My TEA online course experience was very informative.  I learned how to conduct technoeconomic analysis of technologies and products such as bioconversion processes and biogas, fertiliser, clean water, among others. TEA involves process design and simulation using Aspen Plus software, environmental impact analysis using Life Cycle Analysis (LCA), cost estimation using websites, vendor quotes and literature, profitability analysis using different methods such as return on investment (ROI), payback period (PBP), net present value (NPV),  internal rate of return (IRR) and sensitivity analysis to either determine important performance parameters or compare alternative process configurations. Moreover, we analyzed examples of technoeconomic studies of existing ventures in developed countries versus in developing countries. Certain particularities of developing countries such as unfavorable politics, financial problems and poor infrastructure were discussed and expert guests from academia, industry and other professionals shared with us their experience on various topics related to engineering for human and scientific development. The knowledge I gained from the course will contribute to my overall career advancement; it presented an important resource for my doctoral studies, and institutions and networks that I am affiliated to such as BioInnovate Africa Fellows Alumnae Network (BA-FAN). It will enable me to contribute to addressing damages caused to the environment, establish accurate budgets and  perform profitability analysis in the early stages of a project. The skills I gained from the course will allow me to explore and take advantage of funding available for Africa on infrastructure development.

Devon Mattie, USA

What was so special for me about TEA in a developing country was the focus on learning more about a country and developing a process that is more sustainable for that area. In class we have international students, students doing their bachelors, masters and doctorate degrees. There were guest speakers from around the world with varying backgrounds and qualifications. During every class, a song was shared expressing each student’s individuality and passion. The class structure reinforced student’s comprehension in technoeconomic analysis by introducing them to and helping them understand different cultures, which is such a valuable tool when trying to apply academics to a place one may have never been to. Too often scholars might advocate to make a change in a country without having been there or having met and understood the people that live there. This concept is very similar to Andrew Allee’s presentation about energy demands and surveying, one will never truly understand what the people need unless they are on the ground communicating and understanding them. That is the one key aspect that this class has prepared all of us for.

I learned review on material and energy balance, more on capital costs and operating costs, doing net present value, and how to complete a life cycle analysis. From the guest speakers, I learned about startups, private equity, and mini-grids. I also learned about wastewater management during the group project and I hope to be able to use this information later in life. I had amazing people in my group and got to learn so much about them and I even got to share with them about myself. I also got the opportunity to be able to learn some words in Swahili!

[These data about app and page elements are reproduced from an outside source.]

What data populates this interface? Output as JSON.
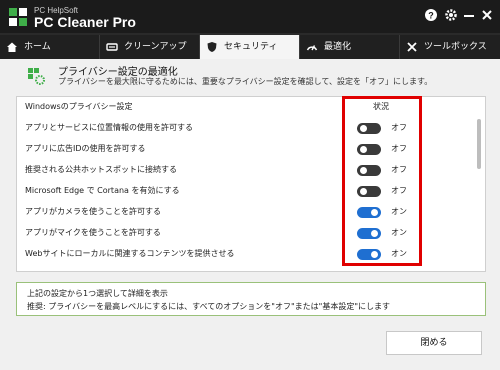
{
  "titlebar": {
    "brand": "PC HelpSoft",
    "product": "PC Cleaner Pro"
  },
  "tabs": [
    {
      "label": "ホーム",
      "icon": "home-icon"
    },
    {
      "label": "クリーンアップ",
      "icon": "clean-icon"
    },
    {
      "label": "セキュリティ",
      "icon": "shield-icon"
    },
    {
      "label": "最適化",
      "icon": "speed-icon"
    },
    {
      "label": "ツールボックス",
      "icon": "tools-icon"
    }
  ],
  "header": {
    "title": "プライバシー設定の最適化",
    "subtitle": "プライバシーを最大限に守るためには、重要なプライバシー設定を確認して、設定を「オフ」にします。"
  },
  "list": {
    "column_header": "Windowsのプライバシー設定",
    "status_header": "状況",
    "rows": [
      {
        "label": "アプリとサービスに位置情報の使用を許可する",
        "state": "オフ",
        "on": false
      },
      {
        "label": "アプリに広告IDの使用を許可する",
        "state": "オフ",
        "on": false
      },
      {
        "label": "推奨される公共ホットスポットに接続する",
        "state": "オフ",
        "on": false
      },
      {
        "label": "Microsoft Edge で Cortana を有効にする",
        "state": "オフ",
        "on": false
      },
      {
        "label": "アプリがカメラを使うことを許可する",
        "state": "オン",
        "on": true
      },
      {
        "label": "アプリがマイクを使うことを許可する",
        "state": "オン",
        "on": true
      },
      {
        "label": "Webサイトにローカルに関連するコンテンツを提供させる",
        "state": "オン",
        "on": true
      }
    ]
  },
  "info": {
    "line1": "上記の設定から1つ選択して詳細を表示",
    "line2": "推奨: プライバシーを最高レベルにするには、すべてのオプションを\"オフ\"または\"基本設定\"にします"
  },
  "buttons": {
    "close": "閉める"
  },
  "colors": {
    "toggle_on": "#1f6fd1",
    "toggle_off": "#3a3a3a",
    "highlight": "#e00000"
  }
}
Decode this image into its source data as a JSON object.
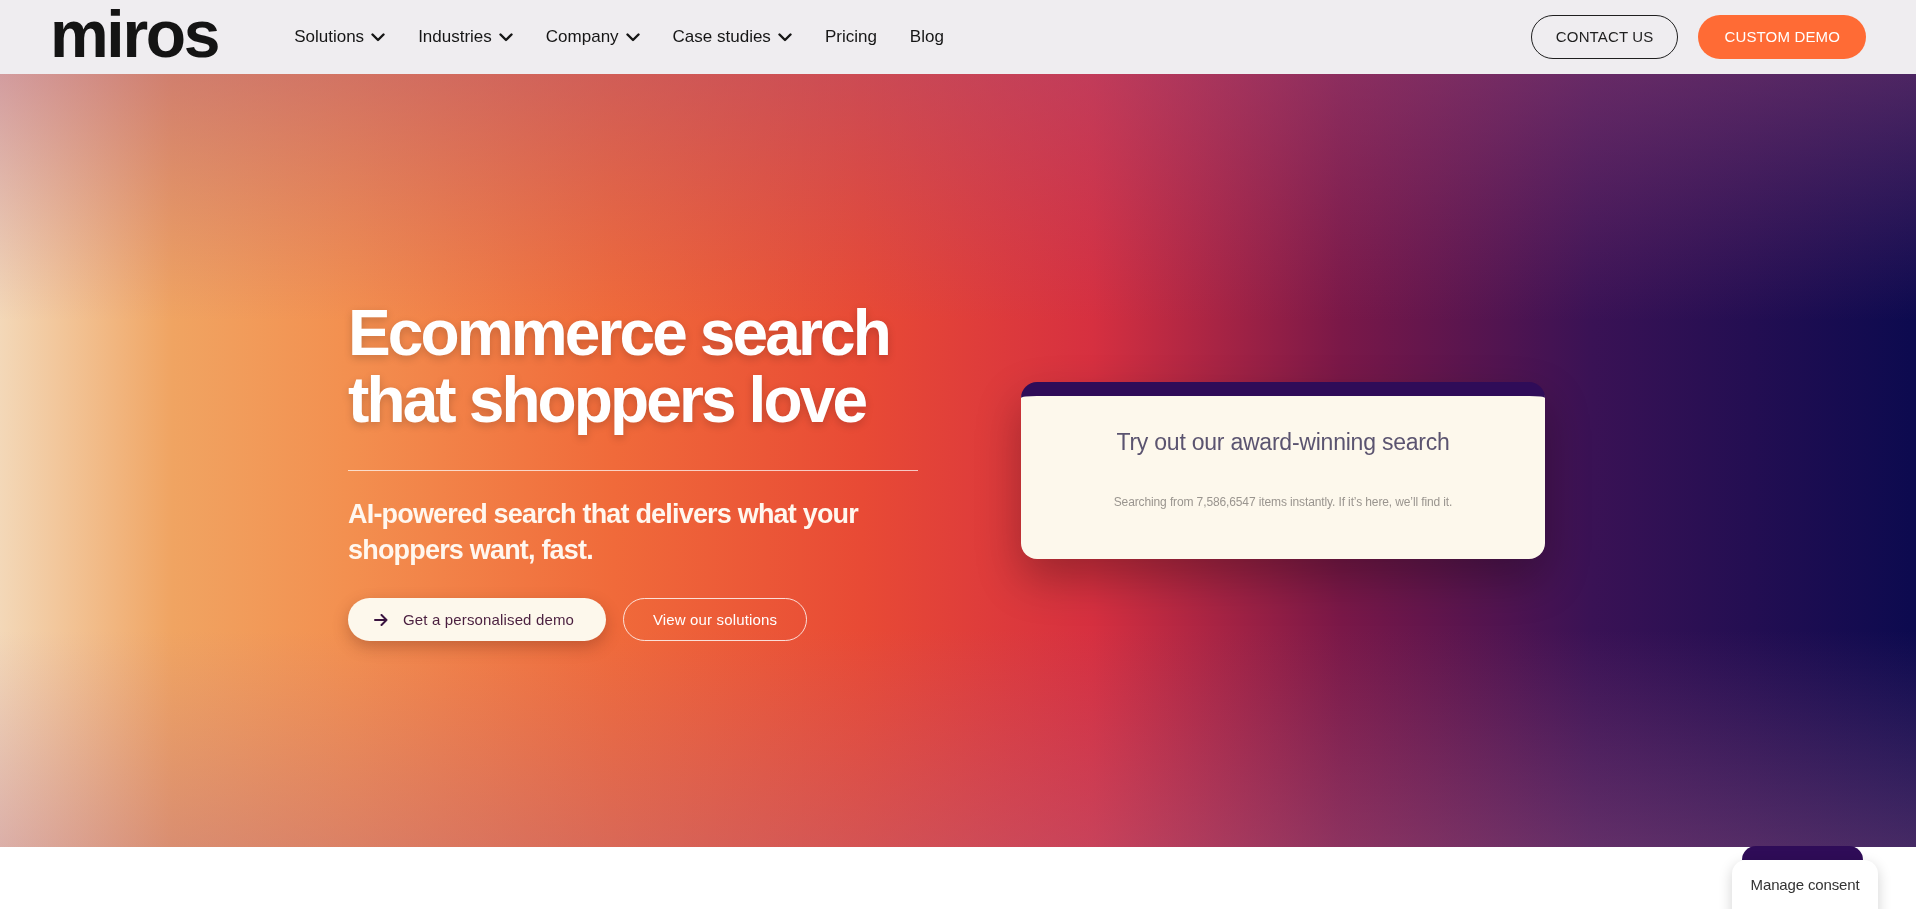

Click here to learn more about BioInnovate Africa, and here to learn more about icipe.


Written by Valine Moraa